(Supplied material)

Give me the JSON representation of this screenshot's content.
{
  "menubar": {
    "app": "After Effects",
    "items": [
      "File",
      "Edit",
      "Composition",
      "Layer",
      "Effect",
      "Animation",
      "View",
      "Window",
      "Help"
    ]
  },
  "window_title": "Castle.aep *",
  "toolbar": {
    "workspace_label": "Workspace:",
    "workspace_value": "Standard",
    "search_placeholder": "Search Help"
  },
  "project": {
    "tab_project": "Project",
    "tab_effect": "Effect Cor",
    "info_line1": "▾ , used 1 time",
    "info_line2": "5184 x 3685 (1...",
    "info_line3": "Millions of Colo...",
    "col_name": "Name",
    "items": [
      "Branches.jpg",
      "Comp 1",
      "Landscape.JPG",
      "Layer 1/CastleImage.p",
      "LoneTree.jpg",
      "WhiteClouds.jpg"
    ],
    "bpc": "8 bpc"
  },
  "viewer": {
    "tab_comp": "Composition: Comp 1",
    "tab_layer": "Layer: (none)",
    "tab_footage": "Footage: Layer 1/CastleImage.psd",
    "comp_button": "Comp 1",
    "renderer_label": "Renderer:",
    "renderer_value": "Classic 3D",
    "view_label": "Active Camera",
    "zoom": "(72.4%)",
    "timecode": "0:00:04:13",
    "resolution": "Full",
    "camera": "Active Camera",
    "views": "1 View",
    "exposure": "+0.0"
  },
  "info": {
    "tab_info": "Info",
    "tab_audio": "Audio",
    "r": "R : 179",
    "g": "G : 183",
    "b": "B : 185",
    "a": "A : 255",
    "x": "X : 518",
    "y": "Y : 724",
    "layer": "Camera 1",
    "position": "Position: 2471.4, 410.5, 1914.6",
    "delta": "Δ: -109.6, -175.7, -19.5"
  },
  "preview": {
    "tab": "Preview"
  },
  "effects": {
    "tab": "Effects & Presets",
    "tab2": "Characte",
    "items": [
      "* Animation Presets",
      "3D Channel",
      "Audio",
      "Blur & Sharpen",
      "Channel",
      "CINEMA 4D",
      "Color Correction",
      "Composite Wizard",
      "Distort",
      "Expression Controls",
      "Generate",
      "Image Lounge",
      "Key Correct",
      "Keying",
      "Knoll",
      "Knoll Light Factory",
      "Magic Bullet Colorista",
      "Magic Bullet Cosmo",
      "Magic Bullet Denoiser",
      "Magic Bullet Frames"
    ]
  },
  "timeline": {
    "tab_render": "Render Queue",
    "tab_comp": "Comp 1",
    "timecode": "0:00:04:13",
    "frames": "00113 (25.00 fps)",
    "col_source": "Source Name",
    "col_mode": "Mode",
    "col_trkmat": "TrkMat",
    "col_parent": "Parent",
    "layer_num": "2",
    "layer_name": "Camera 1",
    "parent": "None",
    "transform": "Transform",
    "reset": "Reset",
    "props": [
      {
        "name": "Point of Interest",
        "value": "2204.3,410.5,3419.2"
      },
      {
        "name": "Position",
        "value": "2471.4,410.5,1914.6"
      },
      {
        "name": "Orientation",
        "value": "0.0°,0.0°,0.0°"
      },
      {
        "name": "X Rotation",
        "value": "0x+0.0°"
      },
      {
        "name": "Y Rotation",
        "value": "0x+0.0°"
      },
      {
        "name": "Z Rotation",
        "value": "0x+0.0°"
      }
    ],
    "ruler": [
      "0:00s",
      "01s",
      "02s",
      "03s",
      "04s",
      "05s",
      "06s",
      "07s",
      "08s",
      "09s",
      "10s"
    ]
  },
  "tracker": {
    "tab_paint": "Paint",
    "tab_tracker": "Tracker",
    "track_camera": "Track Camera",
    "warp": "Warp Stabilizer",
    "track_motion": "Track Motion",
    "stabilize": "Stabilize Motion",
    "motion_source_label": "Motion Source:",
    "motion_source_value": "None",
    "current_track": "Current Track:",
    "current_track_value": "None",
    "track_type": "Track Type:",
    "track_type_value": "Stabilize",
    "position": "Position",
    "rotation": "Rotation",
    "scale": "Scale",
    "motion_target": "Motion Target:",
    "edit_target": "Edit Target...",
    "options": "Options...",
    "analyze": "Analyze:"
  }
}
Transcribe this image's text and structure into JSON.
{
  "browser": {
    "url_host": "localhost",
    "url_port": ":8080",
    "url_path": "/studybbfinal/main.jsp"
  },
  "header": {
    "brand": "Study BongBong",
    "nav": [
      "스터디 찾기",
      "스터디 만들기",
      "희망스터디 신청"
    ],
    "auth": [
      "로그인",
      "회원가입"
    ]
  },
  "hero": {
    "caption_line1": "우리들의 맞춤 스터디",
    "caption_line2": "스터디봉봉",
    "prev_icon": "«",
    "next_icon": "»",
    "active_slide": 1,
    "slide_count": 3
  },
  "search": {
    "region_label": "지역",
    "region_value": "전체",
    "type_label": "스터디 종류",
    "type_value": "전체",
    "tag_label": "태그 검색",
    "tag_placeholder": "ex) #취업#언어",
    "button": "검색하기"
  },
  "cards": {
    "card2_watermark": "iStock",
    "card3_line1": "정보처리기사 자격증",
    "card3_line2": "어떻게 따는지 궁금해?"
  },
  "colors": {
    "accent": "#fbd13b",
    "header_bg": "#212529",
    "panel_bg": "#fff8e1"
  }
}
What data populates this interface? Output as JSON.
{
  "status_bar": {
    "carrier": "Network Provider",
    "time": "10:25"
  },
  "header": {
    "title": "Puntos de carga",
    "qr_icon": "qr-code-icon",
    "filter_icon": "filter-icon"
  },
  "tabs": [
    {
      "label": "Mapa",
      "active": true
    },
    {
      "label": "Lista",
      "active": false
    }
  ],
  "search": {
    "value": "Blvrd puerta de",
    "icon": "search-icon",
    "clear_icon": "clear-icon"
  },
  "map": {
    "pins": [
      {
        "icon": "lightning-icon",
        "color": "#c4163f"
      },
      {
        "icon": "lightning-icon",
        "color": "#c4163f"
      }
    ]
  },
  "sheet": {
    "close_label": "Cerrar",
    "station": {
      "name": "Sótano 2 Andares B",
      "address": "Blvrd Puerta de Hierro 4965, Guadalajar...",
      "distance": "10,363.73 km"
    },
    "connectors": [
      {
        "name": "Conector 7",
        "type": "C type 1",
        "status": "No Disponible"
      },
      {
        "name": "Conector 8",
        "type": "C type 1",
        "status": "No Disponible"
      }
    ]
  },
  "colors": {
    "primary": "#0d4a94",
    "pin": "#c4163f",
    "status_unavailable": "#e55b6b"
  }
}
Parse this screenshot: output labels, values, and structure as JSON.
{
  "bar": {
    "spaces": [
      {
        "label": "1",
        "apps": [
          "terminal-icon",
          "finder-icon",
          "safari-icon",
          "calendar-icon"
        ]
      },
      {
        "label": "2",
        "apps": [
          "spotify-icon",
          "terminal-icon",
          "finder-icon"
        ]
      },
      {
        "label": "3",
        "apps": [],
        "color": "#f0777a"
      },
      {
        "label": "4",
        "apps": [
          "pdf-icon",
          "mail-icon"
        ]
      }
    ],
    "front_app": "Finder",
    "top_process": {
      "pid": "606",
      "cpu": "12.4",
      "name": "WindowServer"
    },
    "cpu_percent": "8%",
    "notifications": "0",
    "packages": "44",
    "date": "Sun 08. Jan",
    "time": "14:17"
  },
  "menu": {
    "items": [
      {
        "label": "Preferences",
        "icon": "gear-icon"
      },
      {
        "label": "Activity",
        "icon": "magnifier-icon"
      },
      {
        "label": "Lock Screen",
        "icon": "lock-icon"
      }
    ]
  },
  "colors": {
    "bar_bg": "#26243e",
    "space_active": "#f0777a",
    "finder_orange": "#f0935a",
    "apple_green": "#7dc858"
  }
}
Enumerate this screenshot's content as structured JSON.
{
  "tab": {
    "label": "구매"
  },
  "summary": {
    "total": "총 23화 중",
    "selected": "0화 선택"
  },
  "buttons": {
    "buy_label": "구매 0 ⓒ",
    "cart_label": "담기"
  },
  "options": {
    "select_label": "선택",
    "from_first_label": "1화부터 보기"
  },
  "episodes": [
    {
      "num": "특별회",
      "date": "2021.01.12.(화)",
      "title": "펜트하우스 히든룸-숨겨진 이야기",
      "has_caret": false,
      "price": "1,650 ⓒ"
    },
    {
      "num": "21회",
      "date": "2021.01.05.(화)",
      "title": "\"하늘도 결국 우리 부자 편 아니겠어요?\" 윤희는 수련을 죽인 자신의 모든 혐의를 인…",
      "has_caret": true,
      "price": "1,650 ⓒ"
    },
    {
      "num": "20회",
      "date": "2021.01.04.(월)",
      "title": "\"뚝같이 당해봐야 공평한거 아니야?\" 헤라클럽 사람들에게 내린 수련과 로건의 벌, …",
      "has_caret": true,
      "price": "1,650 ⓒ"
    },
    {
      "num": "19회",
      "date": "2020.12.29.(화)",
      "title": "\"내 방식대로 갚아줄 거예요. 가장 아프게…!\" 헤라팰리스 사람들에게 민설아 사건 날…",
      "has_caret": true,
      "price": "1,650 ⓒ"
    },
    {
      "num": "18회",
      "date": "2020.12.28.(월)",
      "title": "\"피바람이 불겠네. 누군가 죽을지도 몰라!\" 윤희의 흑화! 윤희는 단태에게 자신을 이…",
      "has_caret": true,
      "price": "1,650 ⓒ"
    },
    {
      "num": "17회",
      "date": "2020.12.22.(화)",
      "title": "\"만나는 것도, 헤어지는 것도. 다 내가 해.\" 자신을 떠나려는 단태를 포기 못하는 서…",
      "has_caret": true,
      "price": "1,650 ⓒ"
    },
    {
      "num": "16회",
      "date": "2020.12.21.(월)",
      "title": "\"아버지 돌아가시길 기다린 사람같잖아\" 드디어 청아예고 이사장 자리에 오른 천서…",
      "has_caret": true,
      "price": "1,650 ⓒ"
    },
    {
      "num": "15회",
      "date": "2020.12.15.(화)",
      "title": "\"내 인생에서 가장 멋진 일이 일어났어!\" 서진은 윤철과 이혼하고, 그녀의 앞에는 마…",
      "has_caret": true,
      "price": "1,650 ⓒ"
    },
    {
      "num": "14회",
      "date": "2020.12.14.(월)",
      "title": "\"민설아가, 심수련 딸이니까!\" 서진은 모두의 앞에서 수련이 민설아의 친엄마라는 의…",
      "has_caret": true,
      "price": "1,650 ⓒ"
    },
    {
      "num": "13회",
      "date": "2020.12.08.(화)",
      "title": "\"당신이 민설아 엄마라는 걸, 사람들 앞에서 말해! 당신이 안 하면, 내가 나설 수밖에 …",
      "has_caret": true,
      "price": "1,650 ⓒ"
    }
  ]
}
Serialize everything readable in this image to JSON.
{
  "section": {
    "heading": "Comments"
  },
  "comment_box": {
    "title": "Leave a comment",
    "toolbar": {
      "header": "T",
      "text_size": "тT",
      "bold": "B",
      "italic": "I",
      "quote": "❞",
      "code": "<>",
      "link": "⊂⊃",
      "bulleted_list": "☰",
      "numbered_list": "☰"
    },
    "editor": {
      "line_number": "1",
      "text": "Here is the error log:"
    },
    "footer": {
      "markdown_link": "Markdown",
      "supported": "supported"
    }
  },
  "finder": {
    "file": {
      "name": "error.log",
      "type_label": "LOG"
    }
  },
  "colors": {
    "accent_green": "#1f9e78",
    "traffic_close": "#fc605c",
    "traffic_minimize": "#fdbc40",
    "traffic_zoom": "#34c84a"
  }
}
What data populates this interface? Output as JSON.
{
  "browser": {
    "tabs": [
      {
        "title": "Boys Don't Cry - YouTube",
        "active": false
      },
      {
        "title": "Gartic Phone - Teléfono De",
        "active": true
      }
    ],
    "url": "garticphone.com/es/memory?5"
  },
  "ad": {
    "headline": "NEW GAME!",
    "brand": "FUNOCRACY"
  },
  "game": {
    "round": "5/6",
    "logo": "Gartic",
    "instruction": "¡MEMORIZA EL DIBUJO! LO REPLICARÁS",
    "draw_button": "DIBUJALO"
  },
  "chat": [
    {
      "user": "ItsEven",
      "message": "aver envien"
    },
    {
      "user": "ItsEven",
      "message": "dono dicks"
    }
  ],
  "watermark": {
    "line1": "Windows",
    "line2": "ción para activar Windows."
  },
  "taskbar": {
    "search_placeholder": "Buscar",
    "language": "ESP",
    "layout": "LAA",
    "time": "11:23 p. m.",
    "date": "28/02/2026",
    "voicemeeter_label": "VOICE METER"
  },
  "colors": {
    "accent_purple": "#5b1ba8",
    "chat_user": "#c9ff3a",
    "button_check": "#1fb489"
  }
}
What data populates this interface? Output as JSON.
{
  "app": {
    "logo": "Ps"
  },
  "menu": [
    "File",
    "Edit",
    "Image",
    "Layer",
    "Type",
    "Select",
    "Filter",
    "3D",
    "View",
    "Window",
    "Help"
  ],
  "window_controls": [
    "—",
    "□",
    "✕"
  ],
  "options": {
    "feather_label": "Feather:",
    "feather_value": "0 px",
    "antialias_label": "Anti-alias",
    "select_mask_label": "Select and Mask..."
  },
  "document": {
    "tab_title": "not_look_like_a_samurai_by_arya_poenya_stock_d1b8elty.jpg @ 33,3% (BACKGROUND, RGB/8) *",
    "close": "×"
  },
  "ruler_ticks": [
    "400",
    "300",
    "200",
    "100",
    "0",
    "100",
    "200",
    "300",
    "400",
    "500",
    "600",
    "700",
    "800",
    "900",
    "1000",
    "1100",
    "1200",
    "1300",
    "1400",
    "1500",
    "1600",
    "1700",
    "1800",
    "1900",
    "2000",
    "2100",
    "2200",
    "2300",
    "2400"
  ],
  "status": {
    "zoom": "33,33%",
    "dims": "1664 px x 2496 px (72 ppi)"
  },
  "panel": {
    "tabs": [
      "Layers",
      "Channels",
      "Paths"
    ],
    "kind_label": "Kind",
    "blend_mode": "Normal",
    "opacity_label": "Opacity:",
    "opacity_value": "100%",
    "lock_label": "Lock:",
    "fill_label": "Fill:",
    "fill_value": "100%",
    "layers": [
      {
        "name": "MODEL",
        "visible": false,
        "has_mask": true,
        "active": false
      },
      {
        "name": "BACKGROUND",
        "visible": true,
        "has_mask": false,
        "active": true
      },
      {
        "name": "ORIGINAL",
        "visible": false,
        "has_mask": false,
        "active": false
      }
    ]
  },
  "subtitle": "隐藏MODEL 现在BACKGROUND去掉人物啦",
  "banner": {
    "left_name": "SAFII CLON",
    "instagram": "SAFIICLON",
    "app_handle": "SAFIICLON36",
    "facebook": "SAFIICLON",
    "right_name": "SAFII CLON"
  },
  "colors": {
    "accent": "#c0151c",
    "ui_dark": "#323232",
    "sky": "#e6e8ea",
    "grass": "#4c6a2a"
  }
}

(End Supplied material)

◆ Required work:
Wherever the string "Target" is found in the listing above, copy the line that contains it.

◆ Response below:
    "motion_target": "Motion Target:",
    "edit_target": "Edit Target...",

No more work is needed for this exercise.